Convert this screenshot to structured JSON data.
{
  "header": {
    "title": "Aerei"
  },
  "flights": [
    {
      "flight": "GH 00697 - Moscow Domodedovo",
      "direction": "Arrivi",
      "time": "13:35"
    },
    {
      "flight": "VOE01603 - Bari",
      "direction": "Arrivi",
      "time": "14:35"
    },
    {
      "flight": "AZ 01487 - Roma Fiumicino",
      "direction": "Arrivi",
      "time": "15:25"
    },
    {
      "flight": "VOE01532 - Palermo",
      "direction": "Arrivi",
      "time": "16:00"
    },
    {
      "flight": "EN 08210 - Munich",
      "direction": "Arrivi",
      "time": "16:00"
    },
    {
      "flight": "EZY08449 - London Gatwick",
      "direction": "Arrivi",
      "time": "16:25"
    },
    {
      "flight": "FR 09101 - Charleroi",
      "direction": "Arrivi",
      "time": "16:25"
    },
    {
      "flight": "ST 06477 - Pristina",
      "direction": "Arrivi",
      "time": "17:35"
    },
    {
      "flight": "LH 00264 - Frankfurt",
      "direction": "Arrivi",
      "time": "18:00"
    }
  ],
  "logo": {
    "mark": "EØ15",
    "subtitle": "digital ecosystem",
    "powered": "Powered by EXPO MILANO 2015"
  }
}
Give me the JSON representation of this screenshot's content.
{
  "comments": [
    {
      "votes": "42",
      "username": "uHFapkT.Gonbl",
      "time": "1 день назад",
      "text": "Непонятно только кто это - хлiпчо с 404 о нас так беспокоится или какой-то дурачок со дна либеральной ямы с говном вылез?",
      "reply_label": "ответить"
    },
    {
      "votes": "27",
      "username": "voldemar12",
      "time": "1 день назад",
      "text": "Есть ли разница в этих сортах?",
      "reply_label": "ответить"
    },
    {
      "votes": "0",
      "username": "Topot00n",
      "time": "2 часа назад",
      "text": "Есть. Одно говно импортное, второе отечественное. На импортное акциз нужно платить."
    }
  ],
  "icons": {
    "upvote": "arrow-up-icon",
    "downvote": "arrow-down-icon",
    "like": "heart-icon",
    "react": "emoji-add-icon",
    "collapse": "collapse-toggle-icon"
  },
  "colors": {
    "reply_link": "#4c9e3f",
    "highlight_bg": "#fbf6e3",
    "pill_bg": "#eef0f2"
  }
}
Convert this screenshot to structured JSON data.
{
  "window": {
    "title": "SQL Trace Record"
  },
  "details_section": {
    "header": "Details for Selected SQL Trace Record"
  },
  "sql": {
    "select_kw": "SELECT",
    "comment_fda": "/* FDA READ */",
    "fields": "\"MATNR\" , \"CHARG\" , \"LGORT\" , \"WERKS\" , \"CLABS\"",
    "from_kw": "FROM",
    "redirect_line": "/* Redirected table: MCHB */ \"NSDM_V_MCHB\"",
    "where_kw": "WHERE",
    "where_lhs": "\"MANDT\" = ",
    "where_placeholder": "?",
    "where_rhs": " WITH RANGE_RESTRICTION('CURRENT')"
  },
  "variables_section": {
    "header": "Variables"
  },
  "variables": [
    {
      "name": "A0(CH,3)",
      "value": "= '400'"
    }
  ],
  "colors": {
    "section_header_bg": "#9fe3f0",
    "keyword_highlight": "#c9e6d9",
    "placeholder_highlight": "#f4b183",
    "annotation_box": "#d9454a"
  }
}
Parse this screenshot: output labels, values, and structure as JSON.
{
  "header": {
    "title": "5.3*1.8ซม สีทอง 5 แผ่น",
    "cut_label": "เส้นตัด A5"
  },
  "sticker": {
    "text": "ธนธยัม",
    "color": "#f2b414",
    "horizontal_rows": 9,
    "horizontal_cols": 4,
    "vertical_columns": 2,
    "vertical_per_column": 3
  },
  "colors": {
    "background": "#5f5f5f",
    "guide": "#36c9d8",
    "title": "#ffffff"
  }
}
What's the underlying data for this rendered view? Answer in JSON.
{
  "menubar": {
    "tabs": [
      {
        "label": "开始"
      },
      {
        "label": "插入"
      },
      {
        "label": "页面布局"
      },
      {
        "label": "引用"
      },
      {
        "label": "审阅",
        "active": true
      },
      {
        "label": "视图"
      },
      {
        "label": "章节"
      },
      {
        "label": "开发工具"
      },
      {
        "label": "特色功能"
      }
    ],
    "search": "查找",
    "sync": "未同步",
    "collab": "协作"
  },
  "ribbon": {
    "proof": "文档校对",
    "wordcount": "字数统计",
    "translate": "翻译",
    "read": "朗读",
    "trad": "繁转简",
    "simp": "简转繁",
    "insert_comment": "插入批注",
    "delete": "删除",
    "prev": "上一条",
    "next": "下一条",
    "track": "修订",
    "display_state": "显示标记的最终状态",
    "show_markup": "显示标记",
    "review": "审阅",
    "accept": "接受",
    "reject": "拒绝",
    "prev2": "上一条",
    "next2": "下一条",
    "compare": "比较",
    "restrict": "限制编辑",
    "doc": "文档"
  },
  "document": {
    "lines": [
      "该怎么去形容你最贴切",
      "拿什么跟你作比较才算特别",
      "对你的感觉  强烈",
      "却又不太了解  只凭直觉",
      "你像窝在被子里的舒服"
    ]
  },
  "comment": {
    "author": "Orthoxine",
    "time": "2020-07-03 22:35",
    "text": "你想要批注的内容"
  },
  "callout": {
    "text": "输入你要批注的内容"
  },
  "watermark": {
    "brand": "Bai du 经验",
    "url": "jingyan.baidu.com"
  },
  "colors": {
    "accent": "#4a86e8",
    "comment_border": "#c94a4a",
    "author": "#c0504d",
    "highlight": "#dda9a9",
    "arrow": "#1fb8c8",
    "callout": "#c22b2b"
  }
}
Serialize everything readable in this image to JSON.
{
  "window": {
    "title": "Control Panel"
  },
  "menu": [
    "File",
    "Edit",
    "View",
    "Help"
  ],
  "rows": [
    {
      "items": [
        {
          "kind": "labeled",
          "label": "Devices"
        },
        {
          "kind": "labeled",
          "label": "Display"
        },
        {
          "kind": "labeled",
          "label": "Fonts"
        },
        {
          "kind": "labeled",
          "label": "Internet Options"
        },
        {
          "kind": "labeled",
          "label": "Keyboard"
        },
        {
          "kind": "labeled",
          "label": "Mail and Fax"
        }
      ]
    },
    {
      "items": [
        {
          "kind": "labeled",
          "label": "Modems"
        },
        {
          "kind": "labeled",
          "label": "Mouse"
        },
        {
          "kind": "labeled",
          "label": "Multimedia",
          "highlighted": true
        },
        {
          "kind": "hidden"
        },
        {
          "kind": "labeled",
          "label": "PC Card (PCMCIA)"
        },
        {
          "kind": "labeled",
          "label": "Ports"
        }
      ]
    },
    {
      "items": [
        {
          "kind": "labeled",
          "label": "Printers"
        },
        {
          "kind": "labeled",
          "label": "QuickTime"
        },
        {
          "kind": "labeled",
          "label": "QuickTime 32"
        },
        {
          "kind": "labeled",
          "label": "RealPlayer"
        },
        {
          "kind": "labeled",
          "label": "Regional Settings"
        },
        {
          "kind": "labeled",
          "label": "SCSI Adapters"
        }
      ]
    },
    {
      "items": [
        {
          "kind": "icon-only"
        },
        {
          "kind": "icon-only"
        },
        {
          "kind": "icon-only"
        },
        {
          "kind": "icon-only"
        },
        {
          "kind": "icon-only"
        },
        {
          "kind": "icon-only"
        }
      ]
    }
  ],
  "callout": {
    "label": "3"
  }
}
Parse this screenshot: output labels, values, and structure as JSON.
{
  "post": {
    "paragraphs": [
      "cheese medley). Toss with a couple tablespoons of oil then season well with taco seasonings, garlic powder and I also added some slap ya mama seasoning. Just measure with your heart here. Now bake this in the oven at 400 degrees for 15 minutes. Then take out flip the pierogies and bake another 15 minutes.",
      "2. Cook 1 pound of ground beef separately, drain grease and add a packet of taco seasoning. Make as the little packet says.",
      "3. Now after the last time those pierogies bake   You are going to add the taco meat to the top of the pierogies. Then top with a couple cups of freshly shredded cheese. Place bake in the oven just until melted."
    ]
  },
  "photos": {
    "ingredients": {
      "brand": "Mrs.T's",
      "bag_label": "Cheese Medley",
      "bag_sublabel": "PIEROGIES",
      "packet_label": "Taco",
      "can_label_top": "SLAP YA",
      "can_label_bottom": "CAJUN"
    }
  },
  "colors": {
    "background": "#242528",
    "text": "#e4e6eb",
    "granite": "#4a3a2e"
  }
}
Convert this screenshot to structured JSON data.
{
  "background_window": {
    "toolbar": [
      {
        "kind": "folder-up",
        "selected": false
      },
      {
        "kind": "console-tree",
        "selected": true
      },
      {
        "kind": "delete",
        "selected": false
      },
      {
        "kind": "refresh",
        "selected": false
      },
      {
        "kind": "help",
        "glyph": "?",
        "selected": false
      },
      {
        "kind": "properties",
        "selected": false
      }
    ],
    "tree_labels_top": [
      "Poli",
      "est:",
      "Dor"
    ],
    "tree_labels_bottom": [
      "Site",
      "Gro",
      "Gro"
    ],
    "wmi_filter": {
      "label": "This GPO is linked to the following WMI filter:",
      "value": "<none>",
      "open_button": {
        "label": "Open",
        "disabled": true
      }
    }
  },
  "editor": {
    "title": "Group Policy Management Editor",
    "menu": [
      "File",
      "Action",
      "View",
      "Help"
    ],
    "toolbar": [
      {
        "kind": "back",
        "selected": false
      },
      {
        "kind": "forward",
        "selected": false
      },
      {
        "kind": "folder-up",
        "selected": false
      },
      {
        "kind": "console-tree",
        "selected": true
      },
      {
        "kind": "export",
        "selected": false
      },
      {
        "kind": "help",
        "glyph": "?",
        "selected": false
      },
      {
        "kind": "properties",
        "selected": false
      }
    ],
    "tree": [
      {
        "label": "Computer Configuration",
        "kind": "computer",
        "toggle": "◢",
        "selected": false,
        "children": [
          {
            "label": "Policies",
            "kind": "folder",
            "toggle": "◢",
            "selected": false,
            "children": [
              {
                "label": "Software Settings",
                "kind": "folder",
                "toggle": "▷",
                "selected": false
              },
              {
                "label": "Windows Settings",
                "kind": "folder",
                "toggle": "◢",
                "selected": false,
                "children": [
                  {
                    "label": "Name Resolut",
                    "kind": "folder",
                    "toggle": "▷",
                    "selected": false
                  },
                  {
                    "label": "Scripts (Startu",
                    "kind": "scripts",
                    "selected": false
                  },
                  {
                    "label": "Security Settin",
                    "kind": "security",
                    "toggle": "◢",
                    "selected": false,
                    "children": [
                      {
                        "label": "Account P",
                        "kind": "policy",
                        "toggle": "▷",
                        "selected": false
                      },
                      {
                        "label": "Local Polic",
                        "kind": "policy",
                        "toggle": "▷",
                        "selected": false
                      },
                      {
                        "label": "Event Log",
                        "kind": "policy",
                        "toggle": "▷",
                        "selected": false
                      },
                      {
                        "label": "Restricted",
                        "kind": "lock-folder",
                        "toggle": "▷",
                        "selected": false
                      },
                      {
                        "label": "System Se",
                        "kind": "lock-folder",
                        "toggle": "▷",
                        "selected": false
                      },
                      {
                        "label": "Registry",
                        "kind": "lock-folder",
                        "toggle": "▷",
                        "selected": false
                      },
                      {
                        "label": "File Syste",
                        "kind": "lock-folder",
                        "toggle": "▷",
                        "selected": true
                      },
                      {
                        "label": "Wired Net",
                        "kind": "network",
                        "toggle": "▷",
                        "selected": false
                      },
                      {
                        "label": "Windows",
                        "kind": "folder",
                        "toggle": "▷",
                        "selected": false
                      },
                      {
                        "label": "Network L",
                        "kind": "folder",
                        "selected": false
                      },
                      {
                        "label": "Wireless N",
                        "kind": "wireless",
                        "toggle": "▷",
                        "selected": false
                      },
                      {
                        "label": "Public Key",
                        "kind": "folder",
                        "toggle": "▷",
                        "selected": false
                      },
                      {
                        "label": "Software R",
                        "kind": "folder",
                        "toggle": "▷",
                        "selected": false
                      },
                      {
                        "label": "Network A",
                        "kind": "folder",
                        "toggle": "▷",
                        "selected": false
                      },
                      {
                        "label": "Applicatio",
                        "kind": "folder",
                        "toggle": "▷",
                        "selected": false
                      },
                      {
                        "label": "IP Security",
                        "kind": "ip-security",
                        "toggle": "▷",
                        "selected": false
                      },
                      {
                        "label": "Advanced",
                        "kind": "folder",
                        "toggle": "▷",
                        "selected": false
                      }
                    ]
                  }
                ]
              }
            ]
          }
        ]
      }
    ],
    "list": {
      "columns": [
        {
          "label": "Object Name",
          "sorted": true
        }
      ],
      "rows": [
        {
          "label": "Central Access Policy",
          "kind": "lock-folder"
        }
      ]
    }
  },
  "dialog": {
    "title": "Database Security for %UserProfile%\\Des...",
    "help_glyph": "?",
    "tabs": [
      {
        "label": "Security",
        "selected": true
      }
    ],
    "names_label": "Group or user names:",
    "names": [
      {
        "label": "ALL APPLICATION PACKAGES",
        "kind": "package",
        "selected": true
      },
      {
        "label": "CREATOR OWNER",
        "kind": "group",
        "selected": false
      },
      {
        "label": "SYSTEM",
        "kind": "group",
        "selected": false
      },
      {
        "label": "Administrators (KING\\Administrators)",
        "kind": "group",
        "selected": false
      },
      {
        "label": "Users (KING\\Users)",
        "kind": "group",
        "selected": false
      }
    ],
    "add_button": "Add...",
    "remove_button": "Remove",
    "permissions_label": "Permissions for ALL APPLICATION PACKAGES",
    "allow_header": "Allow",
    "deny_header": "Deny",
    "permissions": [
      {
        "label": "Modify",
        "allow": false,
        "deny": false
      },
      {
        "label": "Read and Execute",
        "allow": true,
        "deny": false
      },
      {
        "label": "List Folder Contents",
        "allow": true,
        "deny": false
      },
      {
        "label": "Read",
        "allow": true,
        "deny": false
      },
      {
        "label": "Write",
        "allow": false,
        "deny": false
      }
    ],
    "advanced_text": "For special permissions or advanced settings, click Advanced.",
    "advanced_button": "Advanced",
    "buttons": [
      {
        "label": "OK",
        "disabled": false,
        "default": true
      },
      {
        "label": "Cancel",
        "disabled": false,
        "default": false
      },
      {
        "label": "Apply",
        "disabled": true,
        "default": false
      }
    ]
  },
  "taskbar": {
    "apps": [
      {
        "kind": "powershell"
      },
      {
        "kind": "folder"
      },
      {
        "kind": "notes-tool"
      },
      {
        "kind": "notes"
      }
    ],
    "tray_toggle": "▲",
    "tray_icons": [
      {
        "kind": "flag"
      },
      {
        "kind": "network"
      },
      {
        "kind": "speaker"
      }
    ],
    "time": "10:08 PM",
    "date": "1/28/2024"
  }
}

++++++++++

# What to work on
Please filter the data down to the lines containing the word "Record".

# Answer area
    "title": "SQL Trace Record"
    "header": "Details for Selected SQL Trace Record"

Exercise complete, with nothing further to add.